Rugby is back in the Olympics for the first time since a 15-a-side tournament was played in 1924, and sevens team gives Fiji its first gold medal in Olympic history.Golf has also returned with 60 players representing 34 countries, and over 6 continents hit the links for the first Olympic medals since 1904. Sweden’s Henrik Stenson and Spain’s Sergio Garcia are holding top odds to take home the gold medal in this much anticipated event.
The U.S. women’s soccer team survived a tough early challenge from France to win by 1-0.
The U.S. men’s basketball team, winners of 14 gold medals in 17 Olympic Games, faced absolutely no challenge from China in a 119-62 destruction.
Daryl Homer, Team USA’s top-ranked fencer, won a silver medal in the individual sabre competition.
Women’s rugby arrived at the Olympics for the first time, in the form of rugby sevens. The United States split its two games, losing to Fiji, but beating Colombia.
The women’s volleyball and field hockey teams also won.
Kayla Harrison won her second consecutive Olympic gold medal in judo, beating Audrey Tcheumeo of France in the 78-kilogram (172-pound) final and establishing herself as the best judoka in U.S. history. Harrison, ranked No. 1 in the world in her division, is the second American to win two Olympic medals in judo.
USA captured gold and silver in gymnastics! Simone Biles, the most-decorated gymnast of her era, made it official; she is the best in the world by capturing gold in the women’s all-around event. Teammate Aly Raisman, seized the silver with an emotional floor routine. Aliya Mustafina of Russia, a bronze medalist in 2012, took the bronze again. Biles already has one gold medal, having led the U.S. women to the team title on Tuesday. She is the favorite to double her gold-medal count and could possibly win three more in individual events next week.
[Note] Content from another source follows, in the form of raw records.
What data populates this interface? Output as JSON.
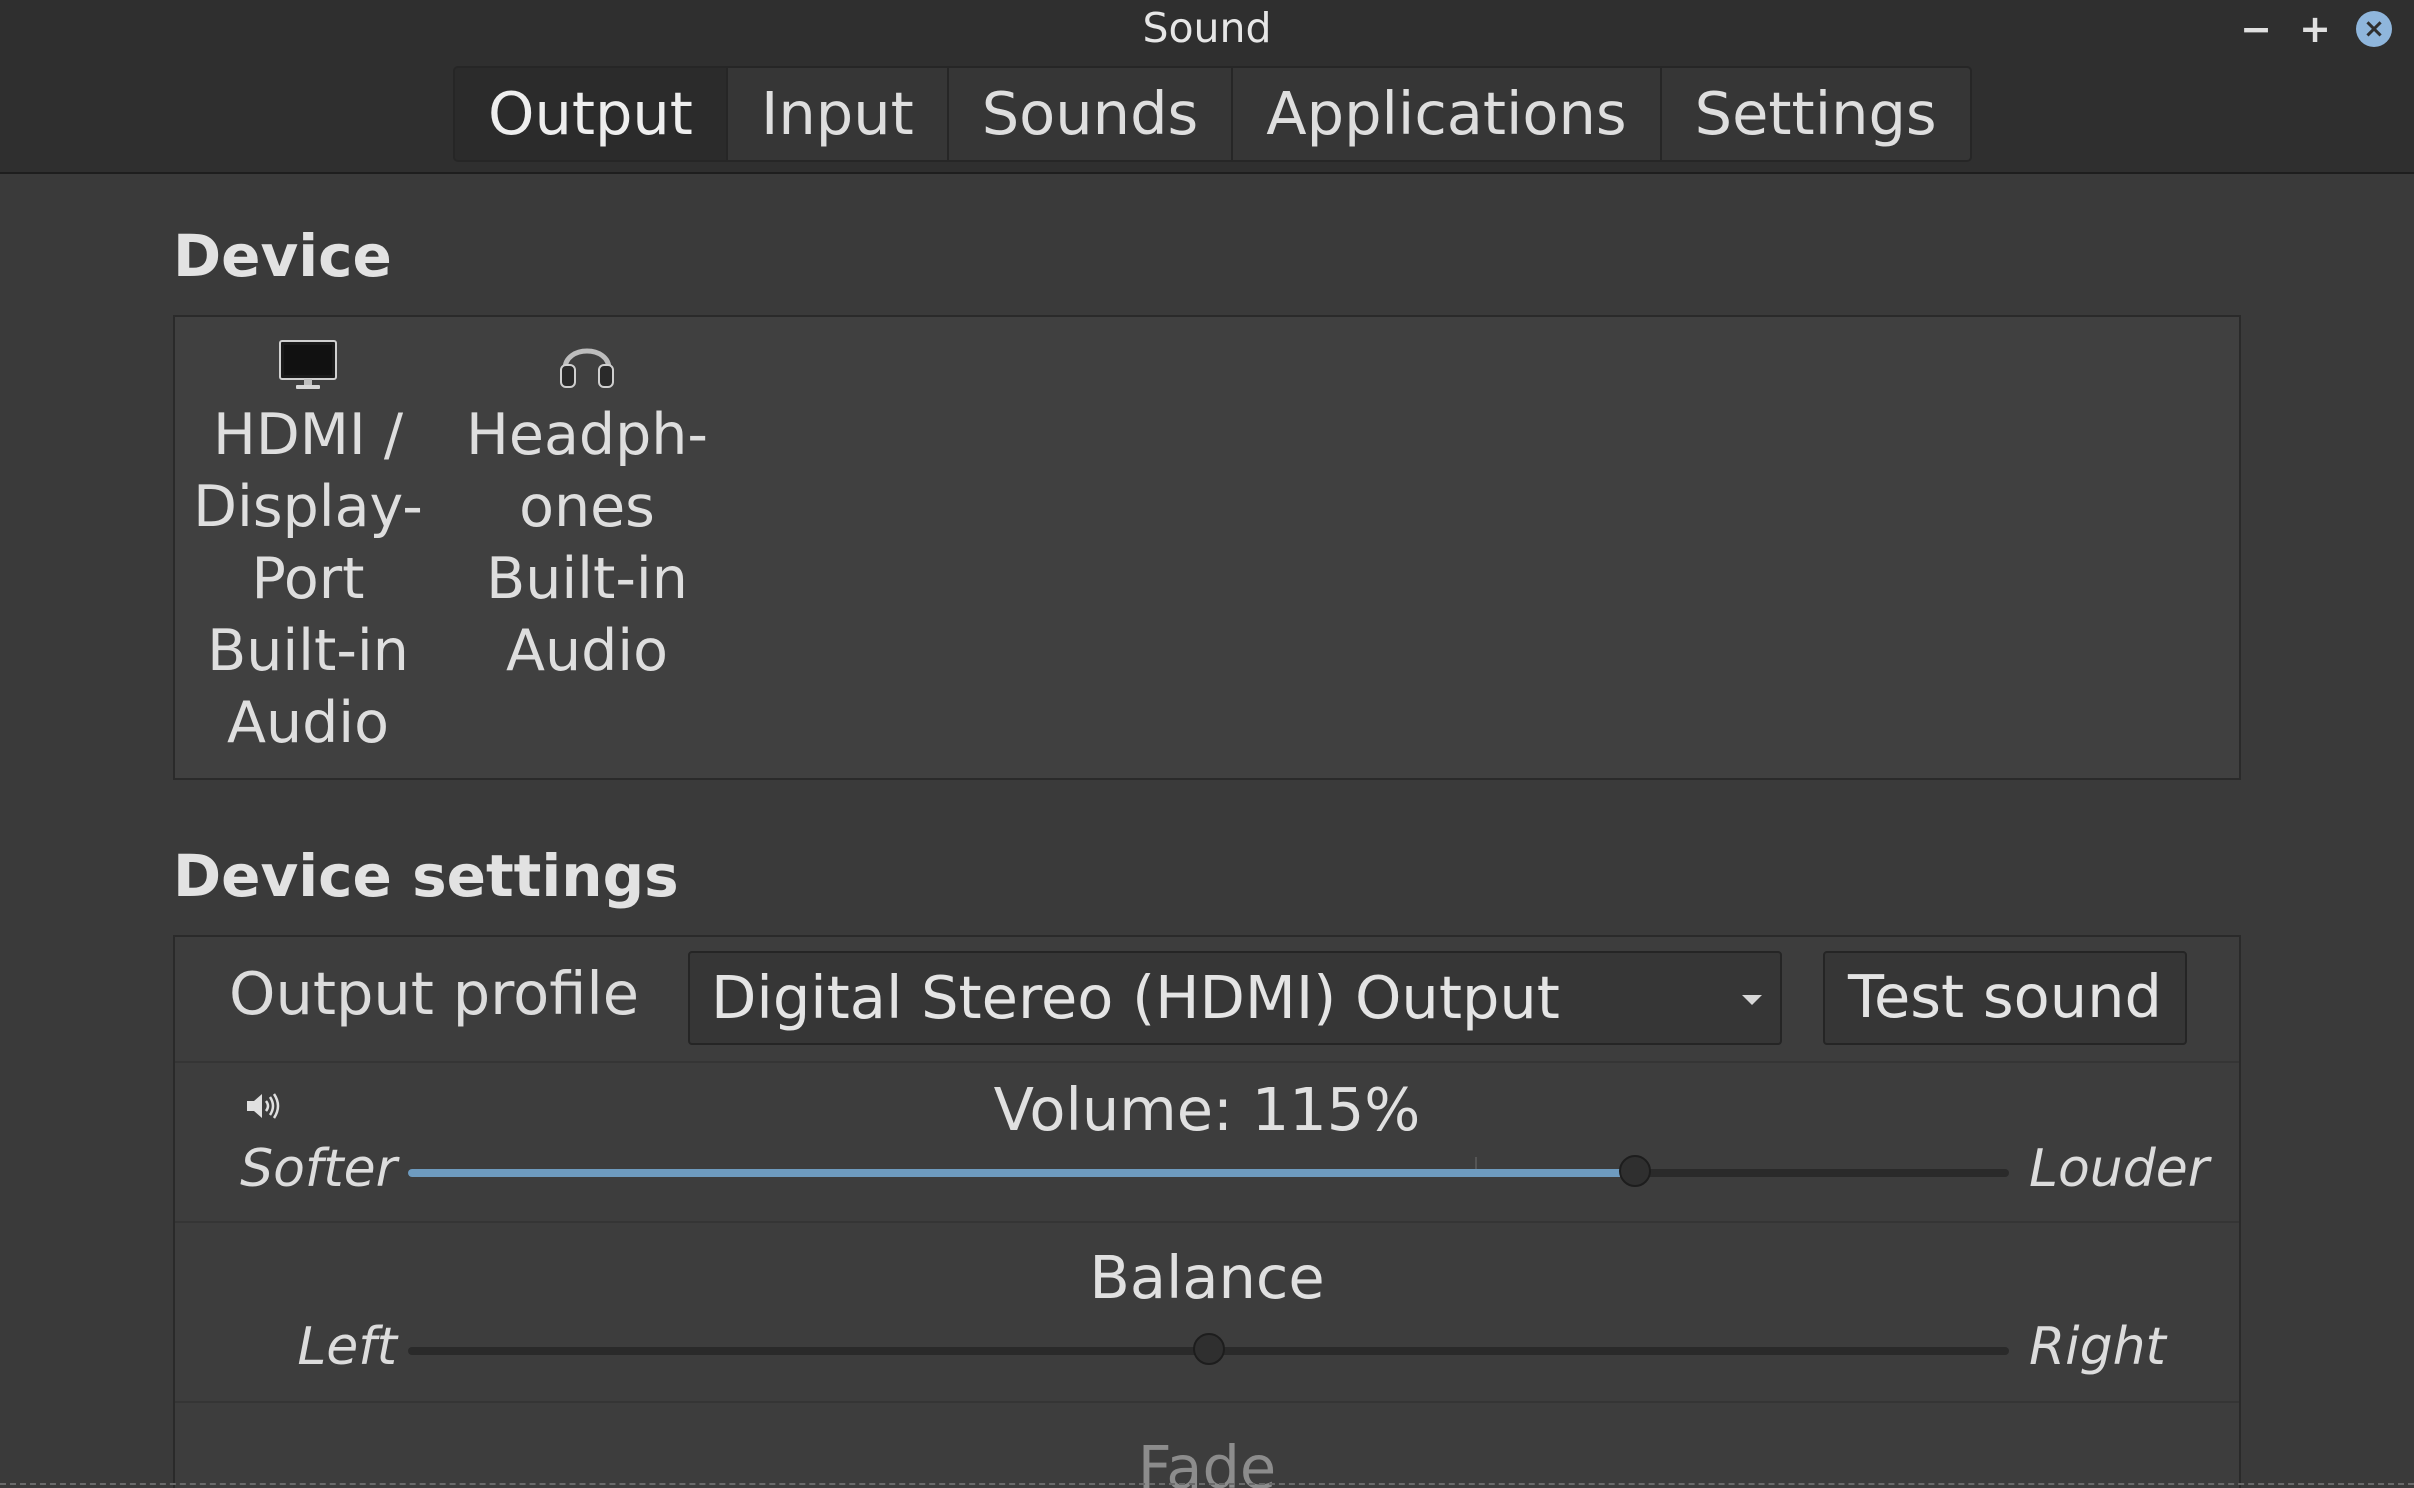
{
  "window": {
    "title": "Sound",
    "controls": {
      "minimize": "−",
      "maximize": "+",
      "close": "×"
    }
  },
  "tabs": [
    {
      "label": "Output",
      "active": true
    },
    {
      "label": "Input",
      "active": false
    },
    {
      "label": "Sounds",
      "active": false
    },
    {
      "label": "Applications",
      "active": false
    },
    {
      "label": "Settings",
      "active": false
    }
  ],
  "device_section": {
    "title": "Device",
    "devices": [
      {
        "label": "HDMI /\nDisplay-\nPort\nBuilt-in\nAudio",
        "icon": "monitor-icon",
        "selected": true
      },
      {
        "label": "Headph-\nones\nBuilt-in\nAudio",
        "icon": "headphones-icon",
        "selected": false
      }
    ]
  },
  "settings_section": {
    "title": "Device settings",
    "output_profile": {
      "label": "Output profile",
      "value": "Digital Stereo (HDMI) Output"
    },
    "test_button": "Test sound",
    "volume": {
      "title": "Volume: 115%",
      "icon": "speaker-icon",
      "left_label": "Softer",
      "right_label": "Louder",
      "value_percent": 115,
      "max_percent": 150,
      "mark_percent": 100
    },
    "balance": {
      "title": "Balance",
      "left_label": "Left",
      "right_label": "Right",
      "position_fraction": 0.5
    },
    "fade": {
      "title": "Fade"
    }
  },
  "colors": {
    "accent": "#6e9bbf",
    "background": "#3a3a3a",
    "header": "#2f2f2f",
    "close_button": "#8fb6dc"
  }
}
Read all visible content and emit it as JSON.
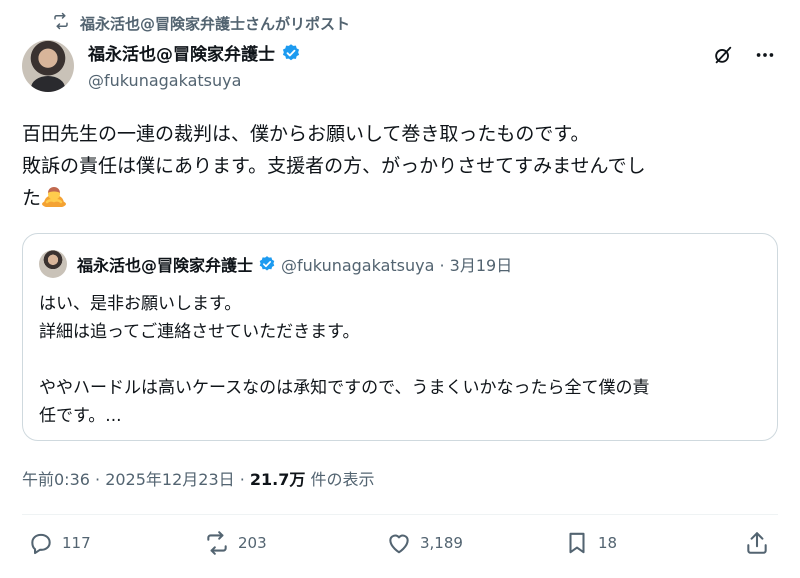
{
  "repost": {
    "text": "福永活也@冒険家弁護士さんがリポスト"
  },
  "post": {
    "author_name": "福永活也@冒険家弁護士",
    "author_handle": "@fukunagakatsuya",
    "lines": [
      "百田先生の一連の裁判は、僕からお願いして巻き取ったものです。",
      "敗訴の責任は僕にあります。支援者の方、がっかりさせてすみませんでし",
      "た"
    ],
    "emoji": "person-bowing-emoji"
  },
  "quote": {
    "author_name": "福永活也@冒険家弁護士",
    "meta": "@fukunagakatsuya · 3月19日",
    "lines": [
      "はい、是非お願いします。",
      "詳細は追ってご連絡させていただきます。",
      "ややハードルは高いケースなのは承知ですので、うまくいかなったら全て僕の責",
      "任です。..."
    ]
  },
  "meta": {
    "time": "午前0:36 · 2025年12月23日 · ",
    "views": "21.7万",
    "views_label": " 件の表示"
  },
  "actions": {
    "replies": "117",
    "reposts": "203",
    "likes": "3,189",
    "bookmarks": "18"
  },
  "colors": {
    "text": "#0f1419",
    "secondary": "#536471",
    "verified": "#1d9bf0",
    "border": "#cfd9de"
  }
}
The defending Olympic gold medalist in the all around, U.S. gymnast Gabby Douglas, did not make the all-around final, Olympic gymnastic rules dictate each country can only qualify two gymnasts.